» What the exercise asks
In the response, the entries must appear exactly as supplied.

------------------------------------

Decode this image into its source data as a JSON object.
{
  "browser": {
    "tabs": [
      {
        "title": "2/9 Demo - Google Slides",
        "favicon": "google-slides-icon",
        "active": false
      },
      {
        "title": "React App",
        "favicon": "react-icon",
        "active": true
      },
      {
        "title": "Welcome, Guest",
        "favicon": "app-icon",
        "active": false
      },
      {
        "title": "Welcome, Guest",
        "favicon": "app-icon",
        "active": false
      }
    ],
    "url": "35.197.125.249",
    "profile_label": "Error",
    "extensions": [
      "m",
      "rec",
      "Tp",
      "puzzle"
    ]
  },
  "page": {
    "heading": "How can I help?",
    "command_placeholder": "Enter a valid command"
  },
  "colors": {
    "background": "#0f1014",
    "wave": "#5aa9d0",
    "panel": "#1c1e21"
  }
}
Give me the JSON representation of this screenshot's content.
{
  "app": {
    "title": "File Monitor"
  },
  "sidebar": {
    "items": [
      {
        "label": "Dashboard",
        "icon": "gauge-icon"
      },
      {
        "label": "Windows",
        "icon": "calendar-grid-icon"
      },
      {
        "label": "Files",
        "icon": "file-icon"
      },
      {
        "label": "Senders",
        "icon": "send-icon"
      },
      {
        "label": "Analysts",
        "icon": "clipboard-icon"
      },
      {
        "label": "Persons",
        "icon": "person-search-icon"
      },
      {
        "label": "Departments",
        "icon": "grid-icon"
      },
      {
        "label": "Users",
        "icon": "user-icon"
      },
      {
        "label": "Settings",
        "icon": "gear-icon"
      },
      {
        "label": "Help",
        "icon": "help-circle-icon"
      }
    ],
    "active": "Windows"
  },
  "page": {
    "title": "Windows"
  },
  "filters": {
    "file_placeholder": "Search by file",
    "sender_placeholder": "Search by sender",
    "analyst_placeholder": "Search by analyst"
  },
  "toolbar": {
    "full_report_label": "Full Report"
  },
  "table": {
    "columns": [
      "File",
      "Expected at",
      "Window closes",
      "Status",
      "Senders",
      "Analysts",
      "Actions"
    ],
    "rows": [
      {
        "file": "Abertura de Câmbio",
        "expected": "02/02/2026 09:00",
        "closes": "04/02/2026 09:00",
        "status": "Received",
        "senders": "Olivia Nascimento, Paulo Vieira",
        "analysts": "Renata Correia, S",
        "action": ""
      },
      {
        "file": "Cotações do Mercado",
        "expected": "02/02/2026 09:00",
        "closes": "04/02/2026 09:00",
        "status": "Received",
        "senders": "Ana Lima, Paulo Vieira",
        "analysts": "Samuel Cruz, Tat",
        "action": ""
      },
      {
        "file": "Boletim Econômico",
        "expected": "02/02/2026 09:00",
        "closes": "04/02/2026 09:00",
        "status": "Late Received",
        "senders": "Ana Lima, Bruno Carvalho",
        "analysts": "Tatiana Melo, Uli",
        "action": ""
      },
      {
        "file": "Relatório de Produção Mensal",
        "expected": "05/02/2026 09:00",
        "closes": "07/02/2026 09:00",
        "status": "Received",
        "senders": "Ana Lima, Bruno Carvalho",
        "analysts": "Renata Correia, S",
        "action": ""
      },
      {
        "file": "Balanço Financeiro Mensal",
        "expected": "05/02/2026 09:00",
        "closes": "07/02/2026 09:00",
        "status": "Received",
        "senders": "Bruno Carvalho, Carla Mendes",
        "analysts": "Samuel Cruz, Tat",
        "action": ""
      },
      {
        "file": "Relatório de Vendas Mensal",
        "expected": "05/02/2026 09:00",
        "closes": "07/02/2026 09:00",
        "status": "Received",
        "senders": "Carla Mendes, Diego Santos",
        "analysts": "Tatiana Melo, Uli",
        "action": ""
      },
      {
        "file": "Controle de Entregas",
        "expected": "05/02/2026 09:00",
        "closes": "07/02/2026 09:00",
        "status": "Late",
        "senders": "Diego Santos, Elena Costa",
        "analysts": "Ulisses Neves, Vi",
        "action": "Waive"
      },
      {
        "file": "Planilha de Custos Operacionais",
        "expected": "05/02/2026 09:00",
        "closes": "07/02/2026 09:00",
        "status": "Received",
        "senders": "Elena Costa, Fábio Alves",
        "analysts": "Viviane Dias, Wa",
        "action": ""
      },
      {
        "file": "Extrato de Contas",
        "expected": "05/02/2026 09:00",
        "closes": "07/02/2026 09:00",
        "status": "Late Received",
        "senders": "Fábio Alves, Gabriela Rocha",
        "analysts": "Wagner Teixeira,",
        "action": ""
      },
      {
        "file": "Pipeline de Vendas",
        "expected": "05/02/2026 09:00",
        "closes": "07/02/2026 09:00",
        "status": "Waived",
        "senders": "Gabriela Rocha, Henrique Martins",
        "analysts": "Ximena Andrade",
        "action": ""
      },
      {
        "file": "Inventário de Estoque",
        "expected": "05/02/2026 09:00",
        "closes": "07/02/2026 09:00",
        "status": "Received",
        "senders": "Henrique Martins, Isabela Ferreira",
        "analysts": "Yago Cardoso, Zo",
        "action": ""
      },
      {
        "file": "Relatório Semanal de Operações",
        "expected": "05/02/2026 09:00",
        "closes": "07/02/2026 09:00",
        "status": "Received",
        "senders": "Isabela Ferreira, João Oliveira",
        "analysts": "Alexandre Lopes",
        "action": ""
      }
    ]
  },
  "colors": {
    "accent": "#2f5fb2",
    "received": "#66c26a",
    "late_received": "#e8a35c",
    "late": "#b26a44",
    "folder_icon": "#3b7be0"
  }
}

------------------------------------

» Answer
Decode this image into its source data as a JSON object.
{
  "browser": {
    "tabs": [
      {
        "title": "2/9 Demo - Google Slides",
        "favicon": "google-slides-icon",
        "active": false
      },
      {
        "title": "React App",
        "favicon": "react-icon",
        "active": true
      },
      {
        "title": "Welcome, Guest",
        "favicon": "app-icon",
        "active": false
      },
      {
        "title": "Welcome, Guest",
        "favicon": "app-icon",
        "active": false
      }
    ],
    "url": "35.197.125.249",
    "profile_label": "Error",
    "extensions": [
      "m",
      "rec",
      "Tp",
      "puzzle"
    ]
  },
  "page": {
    "heading": "How can I help?",
    "command_placeholder": "Enter a valid command"
  },
  "colors": {
    "background": "#0f1014",
    "wave": "#5aa9d0",
    "panel": "#1c1e21"
  }
}
Give me the JSON representation of this screenshot's content.
{
  "app": {
    "title": "File Monitor"
  },
  "sidebar": {
    "items": [
      {
        "label": "Dashboard",
        "icon": "gauge-icon"
      },
      {
        "label": "Windows",
        "icon": "calendar-grid-icon"
      },
      {
        "label": "Files",
        "icon": "file-icon"
      },
      {
        "label": "Senders",
        "icon": "send-icon"
      },
      {
        "label": "Analysts",
        "icon": "clipboard-icon"
      },
      {
        "label": "Persons",
        "icon": "person-search-icon"
      },
      {
        "label": "Departments",
        "icon": "grid-icon"
      },
      {
        "label": "Users",
        "icon": "user-icon"
      },
      {
        "label": "Settings",
        "icon": "gear-icon"
      },
      {
        "label": "Help",
        "icon": "help-circle-icon"
      }
    ],
    "active": "Windows"
  },
  "page": {
    "title": "Windows"
  },
  "filters": {
    "file_placeholder": "Search by file",
    "sender_placeholder": "Search by sender",
    "analyst_placeholder": "Search by analyst"
  },
  "toolbar": {
    "full_report_label": "Full Report"
  },
  "table": {
    "columns": [
      "File",
      "Expected at",
      "Window closes",
      "Status",
      "Senders",
      "Analysts",
      "Actions"
    ],
    "rows": [
      {
        "file": "Abertura de Câmbio",
        "expected": "02/02/2026 09:00",
        "closes": "04/02/2026 09:00",
        "status": "Received",
        "senders": "Olivia Nascimento, Paulo Vieira",
        "analysts": "Renata Correia, S",
        "action": ""
      },
      {
        "file": "Cotações do Mercado",
        "expected": "02/02/2026 09:00",
        "closes": "04/02/2026 09:00",
        "status": "Received",
        "senders": "Ana Lima, Paulo Vieira",
        "analysts": "Samuel Cruz, Tat",
        "action": ""
      },
      {
        "file": "Boletim Econômico",
        "expected": "02/02/2026 09:00",
        "closes": "04/02/2026 09:00",
        "status": "Late Received",
        "senders": "Ana Lima, Bruno Carvalho",
        "analysts": "Tatiana Melo, Uli",
        "action": ""
      },
      {
        "file": "Relatório de Produção Mensal",
        "expected": "05/02/2026 09:00",
        "closes": "07/02/2026 09:00",
        "status": "Received",
        "senders": "Ana Lima, Bruno Carvalho",
        "analysts": "Renata Correia, S",
        "action": ""
      },
      {
        "file": "Balanço Financeiro Mensal",
        "expected": "05/02/2026 09:00",
        "closes": "07/02/2026 09:00",
        "status": "Received",
        "senders": "Bruno Carvalho, Carla Mendes",
        "analysts": "Samuel Cruz, Tat",
        "action": ""
      },
      {
        "file": "Relatório de Vendas Mensal",
        "expected": "05/02/2026 09:00",
        "closes": "07/02/2026 09:00",
        "status": "Received",
        "senders": "Carla Mendes, Diego Santos",
        "analysts": "Tatiana Melo, Uli",
        "action": ""
      },
      {
        "file": "Controle de Entregas",
        "expected": "05/02/2026 09:00",
        "closes": "07/02/2026 09:00",
        "status": "Late",
        "senders": "Diego Santos, Elena Costa",
        "analysts": "Ulisses Neves, Vi",
        "action": "Waive"
      },
      {
        "file": "Planilha de Custos Operacionais",
        "expected": "05/02/2026 09:00",
        "closes": "07/02/2026 09:00",
        "status": "Received",
        "senders": "Elena Costa, Fábio Alves",
        "analysts": "Viviane Dias, Wa",
        "action": ""
      },
      {
        "file": "Extrato de Contas",
        "expected": "05/02/2026 09:00",
        "closes": "07/02/2026 09:00",
        "status": "Late Received",
        "senders": "Fábio Alves, Gabriela Rocha",
        "analysts": "Wagner Teixeira,",
        "action": ""
      },
      {
        "file": "Pipeline de Vendas",
        "expected": "05/02/2026 09:00",
        "closes": "07/02/2026 09:00",
        "status": "Waived",
        "senders": "Gabriela Rocha, Henrique Martins",
        "analysts": "Ximena Andrade",
        "action": ""
      },
      {
        "file": "Inventário de Estoque",
        "expected": "05/02/2026 09:00",
        "closes": "07/02/2026 09:00",
        "status": "Received",
        "senders": "Henrique Martins, Isabela Ferreira",
        "analysts": "Yago Cardoso, Zo",
        "action": ""
      },
      {
        "file": "Relatório Semanal de Operações",
        "expected": "05/02/2026 09:00",
        "closes": "07/02/2026 09:00",
        "status": "Received",
        "senders": "Isabela Ferreira, João Oliveira",
        "analysts": "Alexandre Lopes",
        "action": ""
      }
    ]
  },
  "colors": {
    "accent": "#2f5fb2",
    "received": "#66c26a",
    "late_received": "#e8a35c",
    "late": "#b26a44",
    "folder_icon": "#3b7be0"
  }
}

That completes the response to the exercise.